Data for analysis below:
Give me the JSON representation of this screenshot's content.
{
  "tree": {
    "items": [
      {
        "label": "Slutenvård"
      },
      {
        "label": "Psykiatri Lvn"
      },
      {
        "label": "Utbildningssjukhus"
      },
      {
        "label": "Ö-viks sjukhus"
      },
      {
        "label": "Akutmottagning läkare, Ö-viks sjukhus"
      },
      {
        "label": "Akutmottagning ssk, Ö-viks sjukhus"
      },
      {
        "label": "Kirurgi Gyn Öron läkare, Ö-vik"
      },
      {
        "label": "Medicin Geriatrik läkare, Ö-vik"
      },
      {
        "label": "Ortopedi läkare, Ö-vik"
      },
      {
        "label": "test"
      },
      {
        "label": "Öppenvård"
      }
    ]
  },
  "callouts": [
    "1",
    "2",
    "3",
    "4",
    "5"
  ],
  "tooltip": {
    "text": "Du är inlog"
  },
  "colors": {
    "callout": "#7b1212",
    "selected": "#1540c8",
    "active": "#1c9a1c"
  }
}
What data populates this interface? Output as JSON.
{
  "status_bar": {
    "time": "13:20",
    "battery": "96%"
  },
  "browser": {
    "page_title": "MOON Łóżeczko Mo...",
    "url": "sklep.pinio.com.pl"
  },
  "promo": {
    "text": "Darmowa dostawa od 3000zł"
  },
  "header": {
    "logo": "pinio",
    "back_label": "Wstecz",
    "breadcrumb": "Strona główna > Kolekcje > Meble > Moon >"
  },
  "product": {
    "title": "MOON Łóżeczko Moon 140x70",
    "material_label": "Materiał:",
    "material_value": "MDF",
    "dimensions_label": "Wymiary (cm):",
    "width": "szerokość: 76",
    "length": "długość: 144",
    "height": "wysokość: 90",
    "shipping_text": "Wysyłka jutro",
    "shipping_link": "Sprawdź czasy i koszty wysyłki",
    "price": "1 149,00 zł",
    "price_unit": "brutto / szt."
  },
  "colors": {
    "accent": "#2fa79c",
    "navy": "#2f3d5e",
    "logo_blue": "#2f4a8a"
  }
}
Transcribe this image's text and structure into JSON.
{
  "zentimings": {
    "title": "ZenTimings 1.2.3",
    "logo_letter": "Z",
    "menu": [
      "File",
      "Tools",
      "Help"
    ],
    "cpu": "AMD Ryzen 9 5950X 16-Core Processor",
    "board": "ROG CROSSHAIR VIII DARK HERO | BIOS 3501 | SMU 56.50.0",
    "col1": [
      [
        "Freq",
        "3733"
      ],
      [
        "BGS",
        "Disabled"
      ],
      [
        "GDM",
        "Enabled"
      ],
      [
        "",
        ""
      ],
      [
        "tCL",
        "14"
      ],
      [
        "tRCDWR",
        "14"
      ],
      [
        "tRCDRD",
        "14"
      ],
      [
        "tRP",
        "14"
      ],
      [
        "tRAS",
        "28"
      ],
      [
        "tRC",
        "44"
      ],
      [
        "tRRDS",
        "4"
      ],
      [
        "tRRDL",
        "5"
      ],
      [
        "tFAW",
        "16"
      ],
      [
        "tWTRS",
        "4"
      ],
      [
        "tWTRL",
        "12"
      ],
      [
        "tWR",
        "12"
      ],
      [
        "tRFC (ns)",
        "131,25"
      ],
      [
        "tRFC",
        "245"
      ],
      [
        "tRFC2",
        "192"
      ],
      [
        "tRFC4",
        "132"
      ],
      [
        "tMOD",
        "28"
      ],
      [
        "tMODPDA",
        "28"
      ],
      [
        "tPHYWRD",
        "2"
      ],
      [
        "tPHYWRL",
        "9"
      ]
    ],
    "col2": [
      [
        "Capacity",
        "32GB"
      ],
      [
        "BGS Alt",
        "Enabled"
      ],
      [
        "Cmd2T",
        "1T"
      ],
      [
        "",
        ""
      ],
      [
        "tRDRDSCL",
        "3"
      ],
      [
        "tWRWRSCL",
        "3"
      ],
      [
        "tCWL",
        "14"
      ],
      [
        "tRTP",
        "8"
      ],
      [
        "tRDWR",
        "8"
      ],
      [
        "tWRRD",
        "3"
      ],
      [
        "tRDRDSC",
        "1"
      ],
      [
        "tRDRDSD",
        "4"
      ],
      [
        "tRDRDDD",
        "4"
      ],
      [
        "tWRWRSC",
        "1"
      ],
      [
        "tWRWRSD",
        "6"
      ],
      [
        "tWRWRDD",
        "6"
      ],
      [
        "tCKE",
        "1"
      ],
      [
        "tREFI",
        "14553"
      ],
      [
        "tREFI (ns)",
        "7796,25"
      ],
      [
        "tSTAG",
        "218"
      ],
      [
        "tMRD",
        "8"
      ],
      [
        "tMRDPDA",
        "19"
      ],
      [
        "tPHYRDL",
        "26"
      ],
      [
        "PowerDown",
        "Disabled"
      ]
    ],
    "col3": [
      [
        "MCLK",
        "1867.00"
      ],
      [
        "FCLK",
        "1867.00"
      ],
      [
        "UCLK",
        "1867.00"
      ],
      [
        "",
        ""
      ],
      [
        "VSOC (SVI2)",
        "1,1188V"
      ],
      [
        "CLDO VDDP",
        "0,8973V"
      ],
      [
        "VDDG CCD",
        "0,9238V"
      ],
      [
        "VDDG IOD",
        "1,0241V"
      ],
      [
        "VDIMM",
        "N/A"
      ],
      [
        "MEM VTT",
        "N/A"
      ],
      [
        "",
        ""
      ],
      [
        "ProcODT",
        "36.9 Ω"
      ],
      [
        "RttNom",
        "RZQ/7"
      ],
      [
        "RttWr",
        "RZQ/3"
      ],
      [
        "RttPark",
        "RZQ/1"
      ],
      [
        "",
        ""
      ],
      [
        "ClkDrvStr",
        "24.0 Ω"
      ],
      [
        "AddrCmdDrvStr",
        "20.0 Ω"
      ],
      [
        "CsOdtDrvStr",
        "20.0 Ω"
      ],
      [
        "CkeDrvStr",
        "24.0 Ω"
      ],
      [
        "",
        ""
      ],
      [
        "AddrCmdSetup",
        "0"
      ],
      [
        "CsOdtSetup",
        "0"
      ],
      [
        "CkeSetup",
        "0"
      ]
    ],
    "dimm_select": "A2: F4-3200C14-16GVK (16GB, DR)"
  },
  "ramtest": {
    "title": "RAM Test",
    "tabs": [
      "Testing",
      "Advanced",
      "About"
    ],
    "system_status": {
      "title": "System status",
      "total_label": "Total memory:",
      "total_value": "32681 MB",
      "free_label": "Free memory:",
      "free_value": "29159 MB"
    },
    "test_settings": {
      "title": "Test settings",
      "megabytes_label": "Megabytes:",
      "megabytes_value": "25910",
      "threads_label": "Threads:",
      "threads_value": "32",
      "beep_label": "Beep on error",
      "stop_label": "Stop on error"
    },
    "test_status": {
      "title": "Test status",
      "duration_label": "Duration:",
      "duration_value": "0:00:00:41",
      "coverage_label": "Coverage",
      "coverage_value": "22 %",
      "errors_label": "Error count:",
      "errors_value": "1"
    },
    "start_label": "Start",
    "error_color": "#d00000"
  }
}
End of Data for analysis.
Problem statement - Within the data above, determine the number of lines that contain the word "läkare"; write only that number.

Output for this exercise - 4